======== Given data ========

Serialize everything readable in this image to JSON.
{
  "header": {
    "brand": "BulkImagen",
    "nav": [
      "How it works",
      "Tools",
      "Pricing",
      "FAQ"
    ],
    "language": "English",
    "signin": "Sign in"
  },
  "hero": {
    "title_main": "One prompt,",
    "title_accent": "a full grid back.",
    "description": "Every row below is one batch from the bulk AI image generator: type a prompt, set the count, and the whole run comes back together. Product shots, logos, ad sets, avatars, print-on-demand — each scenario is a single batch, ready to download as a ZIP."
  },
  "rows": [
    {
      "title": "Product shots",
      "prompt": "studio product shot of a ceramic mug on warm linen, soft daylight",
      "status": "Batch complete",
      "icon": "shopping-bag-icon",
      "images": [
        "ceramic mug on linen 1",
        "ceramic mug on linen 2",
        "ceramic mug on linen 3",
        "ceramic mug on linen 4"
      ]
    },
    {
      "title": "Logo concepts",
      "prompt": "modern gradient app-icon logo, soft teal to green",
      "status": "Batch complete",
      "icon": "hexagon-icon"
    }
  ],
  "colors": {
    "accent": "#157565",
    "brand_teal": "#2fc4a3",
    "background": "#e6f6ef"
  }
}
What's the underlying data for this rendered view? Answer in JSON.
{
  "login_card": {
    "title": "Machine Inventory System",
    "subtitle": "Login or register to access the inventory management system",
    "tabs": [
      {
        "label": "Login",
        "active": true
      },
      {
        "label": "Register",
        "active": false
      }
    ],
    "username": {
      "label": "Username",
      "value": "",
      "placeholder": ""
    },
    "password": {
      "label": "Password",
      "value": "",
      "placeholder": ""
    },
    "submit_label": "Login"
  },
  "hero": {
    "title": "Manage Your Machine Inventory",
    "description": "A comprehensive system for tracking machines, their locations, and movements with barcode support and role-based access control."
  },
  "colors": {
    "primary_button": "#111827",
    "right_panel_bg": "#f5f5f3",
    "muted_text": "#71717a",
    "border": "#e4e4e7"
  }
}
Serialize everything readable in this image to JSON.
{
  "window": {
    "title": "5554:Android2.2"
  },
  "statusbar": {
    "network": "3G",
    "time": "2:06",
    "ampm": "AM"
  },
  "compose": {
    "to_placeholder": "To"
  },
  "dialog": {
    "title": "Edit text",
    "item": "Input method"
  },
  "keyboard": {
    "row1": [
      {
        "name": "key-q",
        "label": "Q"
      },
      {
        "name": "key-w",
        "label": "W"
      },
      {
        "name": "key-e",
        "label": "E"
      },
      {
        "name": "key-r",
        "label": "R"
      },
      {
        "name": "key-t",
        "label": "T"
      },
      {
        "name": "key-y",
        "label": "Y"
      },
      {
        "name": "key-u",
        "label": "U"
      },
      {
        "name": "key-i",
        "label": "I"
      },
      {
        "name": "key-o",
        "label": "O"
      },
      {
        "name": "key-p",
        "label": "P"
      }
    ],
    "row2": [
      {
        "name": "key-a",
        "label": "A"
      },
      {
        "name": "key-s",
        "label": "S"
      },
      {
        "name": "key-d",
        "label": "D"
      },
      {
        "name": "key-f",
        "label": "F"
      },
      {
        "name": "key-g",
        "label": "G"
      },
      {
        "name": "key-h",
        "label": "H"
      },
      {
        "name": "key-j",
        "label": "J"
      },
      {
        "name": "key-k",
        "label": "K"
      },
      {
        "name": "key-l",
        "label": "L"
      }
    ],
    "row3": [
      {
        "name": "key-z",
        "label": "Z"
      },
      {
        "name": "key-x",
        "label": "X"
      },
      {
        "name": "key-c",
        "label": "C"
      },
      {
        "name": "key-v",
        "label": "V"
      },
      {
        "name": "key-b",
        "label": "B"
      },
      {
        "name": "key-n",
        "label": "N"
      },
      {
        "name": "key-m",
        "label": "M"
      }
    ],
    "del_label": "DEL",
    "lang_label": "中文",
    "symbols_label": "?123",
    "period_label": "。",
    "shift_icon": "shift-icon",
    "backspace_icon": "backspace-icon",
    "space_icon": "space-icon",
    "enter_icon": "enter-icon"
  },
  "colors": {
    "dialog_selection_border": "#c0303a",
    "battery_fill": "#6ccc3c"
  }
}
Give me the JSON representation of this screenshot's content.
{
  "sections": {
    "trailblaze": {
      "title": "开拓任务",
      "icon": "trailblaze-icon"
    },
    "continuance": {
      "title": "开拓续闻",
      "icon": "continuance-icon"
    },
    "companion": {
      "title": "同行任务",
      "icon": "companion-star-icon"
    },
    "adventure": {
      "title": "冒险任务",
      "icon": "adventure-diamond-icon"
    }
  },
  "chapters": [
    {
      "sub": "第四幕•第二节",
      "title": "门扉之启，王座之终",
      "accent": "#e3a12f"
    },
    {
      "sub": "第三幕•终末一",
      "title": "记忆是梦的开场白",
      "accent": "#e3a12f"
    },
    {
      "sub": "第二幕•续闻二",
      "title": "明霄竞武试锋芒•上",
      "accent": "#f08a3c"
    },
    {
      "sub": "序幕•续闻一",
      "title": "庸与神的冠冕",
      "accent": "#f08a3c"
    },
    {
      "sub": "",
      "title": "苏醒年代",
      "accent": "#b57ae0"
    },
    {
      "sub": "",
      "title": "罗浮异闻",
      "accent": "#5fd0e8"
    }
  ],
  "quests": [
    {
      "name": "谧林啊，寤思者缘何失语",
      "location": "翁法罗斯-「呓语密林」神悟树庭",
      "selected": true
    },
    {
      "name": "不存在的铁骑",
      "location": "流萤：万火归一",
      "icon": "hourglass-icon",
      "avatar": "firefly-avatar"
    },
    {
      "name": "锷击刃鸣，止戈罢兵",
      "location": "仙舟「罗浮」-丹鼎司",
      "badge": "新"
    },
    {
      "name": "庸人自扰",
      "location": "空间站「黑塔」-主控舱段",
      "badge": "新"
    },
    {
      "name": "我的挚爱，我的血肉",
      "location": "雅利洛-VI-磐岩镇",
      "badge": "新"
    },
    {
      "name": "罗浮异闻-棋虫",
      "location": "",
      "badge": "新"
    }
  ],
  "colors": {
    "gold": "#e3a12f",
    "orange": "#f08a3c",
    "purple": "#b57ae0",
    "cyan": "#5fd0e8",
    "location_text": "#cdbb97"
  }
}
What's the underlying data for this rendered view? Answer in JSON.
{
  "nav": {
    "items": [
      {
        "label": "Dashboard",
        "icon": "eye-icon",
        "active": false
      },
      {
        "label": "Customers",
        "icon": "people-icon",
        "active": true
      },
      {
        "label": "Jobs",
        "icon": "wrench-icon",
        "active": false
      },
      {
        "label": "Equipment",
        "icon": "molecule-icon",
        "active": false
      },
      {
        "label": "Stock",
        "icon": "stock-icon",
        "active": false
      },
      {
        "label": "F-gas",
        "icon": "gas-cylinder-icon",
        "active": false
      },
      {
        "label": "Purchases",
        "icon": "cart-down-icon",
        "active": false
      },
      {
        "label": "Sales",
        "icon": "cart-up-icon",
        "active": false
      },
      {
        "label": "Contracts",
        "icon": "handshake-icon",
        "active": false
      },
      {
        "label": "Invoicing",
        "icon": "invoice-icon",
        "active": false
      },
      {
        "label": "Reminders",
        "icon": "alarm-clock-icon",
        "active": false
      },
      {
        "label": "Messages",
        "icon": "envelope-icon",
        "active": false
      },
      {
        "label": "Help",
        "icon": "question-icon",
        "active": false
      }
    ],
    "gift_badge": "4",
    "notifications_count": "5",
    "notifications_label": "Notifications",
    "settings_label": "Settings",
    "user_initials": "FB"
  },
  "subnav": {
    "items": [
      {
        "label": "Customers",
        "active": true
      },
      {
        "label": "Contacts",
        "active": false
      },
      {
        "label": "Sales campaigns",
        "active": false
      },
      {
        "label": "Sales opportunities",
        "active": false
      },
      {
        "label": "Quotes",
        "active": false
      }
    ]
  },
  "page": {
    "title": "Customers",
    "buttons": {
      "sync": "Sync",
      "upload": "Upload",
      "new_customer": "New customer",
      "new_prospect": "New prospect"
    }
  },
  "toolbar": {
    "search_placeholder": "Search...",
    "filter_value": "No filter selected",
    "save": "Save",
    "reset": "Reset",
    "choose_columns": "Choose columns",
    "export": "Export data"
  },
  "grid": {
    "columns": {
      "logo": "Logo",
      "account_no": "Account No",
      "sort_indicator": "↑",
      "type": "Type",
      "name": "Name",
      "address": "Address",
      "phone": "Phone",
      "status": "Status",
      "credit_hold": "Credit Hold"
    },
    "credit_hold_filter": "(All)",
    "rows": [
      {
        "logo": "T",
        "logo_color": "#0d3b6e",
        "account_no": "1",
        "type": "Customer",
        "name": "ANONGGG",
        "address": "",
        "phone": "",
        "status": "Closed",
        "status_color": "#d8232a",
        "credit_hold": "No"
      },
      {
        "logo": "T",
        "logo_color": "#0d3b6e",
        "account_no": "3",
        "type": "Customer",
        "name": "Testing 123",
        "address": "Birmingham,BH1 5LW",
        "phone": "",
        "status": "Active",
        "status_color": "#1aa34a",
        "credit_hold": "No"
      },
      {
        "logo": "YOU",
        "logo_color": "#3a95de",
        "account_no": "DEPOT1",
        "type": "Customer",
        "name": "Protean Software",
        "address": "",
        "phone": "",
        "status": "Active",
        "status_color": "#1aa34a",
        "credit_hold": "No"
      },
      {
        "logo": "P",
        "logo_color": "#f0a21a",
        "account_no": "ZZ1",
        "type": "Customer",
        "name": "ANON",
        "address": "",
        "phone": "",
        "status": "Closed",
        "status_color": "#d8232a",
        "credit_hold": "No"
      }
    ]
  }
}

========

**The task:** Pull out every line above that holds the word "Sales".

**Task response:**
        "label": "Sales",
        "label": "Sales campaigns",
        "label": "Sales opportunities",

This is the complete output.